Counter terrorist operations and human right violations
by Jaibans Singh on 06 Dec 2012 10 Comments

Even as the world is gearing up to celebrate world human rights day on December 10, in India the National Human Right Commission (NHRC) is gearing up to take cognisance of a very bizarre allegation. If news reports are to be believed, the commission has asked its Director General (Investigation) to collect facts and submit a report, within eight weeks, on the alleged killing of two army men in Jammu & Kashmir due to mistaken identity. The commission's direction is in response to a complaint filed by one Shri Akhand, representing an organization called the India Media Centre based at Puri, Odisha.


The facts, as given out by the media, relate to a case of two army teams mistaking one another to be militants and opening fire, which led to the unfortunate death of two soldiers – Sepoy Ghulam Rasool Sheikh of a Rashtriya Rifles unit and Abdul Rauf, a driver of the Territorial Army. Lodging of a complaint of this nature is within the law and the democratic right of citizens; what needs closer scrutiny is the nature of the complaint, the organization from where it has emerged, the treatment given to the same by the media, and finally the action initiated on the complaint by the NHRC.


The circumstances of the complaint give rise to a number of questions – why lodge a complaint of this nature on the unfortunate death of two army soldiers who belong to Jammu & Kashmir when cases of mistaken identity have earlier also been reported during counter insurgency operations in the State and other parts of the country? Such regrettable incidents happen in times of conflict due to what is called the fog of war, so why special importance to this particular instance?


Why has an Odisha-based entity, which describes itself as a voluntary development organisation providing products and services like blood donation camps, health camps, cultural activities and what it terms as “mankind activities”, taken up this particular case when it has many important matters to attend to in its immediate neighbourhood? Why has the media coverage of the report come predominantly from such media sources that are known to have a tilt towards the separatist movement in Jammu & Kashmir or have recently been bad mouthing the army? 


An answer to these questions suggests a motivated reason behind the whole episode. One cannot but feel the whole thing has been orchestrated to show the Indian army in bad light and create controversy where none exists.
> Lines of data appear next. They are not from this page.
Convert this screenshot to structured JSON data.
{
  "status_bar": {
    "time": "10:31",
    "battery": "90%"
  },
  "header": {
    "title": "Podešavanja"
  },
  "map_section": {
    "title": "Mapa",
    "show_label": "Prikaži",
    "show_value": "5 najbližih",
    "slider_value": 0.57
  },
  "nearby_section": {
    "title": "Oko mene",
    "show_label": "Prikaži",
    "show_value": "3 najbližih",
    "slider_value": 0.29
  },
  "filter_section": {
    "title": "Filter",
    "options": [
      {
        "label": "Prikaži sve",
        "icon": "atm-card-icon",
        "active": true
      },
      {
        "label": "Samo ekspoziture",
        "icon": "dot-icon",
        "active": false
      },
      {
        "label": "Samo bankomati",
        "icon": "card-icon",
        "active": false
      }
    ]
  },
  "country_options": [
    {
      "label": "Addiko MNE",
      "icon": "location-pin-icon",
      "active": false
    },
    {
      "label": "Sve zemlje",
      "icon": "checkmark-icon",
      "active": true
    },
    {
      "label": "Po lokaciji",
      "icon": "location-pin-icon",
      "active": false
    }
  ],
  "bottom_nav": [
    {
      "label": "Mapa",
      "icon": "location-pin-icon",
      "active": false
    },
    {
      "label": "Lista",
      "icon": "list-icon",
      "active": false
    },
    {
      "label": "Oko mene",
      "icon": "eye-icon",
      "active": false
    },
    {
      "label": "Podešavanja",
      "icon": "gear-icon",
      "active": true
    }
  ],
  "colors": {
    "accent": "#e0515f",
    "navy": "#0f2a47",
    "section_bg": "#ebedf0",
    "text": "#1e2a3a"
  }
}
Amidst this mad rush to derive some perverse benefit from the distressing incident, the martyrdom of the two soldiers is being trivialized.


Looking at the situation in totality, one would not be wrong in suggesting that sustained use of the army in counter terrorist operations is a gross human rights violation in itself. The soldiers who enrolled with the noble sentiment of guarding their country from external threats do not like the idea of staying perpetually in counter terrorist operations. If the NHRC wishes to take cognisance of human right violations against Indian soldiers, it should address the matter in its entirety and not limit its investigations to the death of two soldiers. The question would then arise as to what possible compensation can be given to the Indian soldier for this perpetual state of human rights violation that he is being afflicted with?


It is said there are no perfect solutions in an imperfect world. When terrorism has emerged as an irrefutable global reality, there is no way it can be brushed under the carpet. It needs to be faced head on and no better example of this is available than the efforts of the brave soldiers of the Indian army, the para-military forces and the Police services. The death of a soldier in counter terrorist operations, whether he belongs to the army, the para-military force or the police, is the byproduct of a human rights violation whose root cause is terrorism. This violation, regrettably, has to continue because a vicious and ruthless enemy of the nation has to be neutralised. In India, the soldier performs this noble function regardless of his civilisational rights.


It is against this backdrop that the nation needs to acknowledge the sacrifice by a few for the benefit of the whole. To belittle this sacrifice by making vague assertions and indictments is senseless. Every soldier understands that Sepoy Ghulam Rasool Sheikh and Abdul Rauf would like to be remembered for their bravery in going out there to face the enemy and not having their sacrifice belittled.


The nation will certainly take care of their family and dear ones in accordance with the law; this respect and the desire to maintain proud family traditions is why so many children of martyrs and army heroes join the forces despite tragedies. Without doubting the good intentions of an august body like the NHRC, one does feel that a case like this which involves supreme sacrifice for the nation should have been dismissed outright and not dragged on in a manner which could affect the morale of the forces. Still, it will be interesting to see how the NHRC handles the complaint.


The author is editor,  

User Comments Post a Comment

Back to Top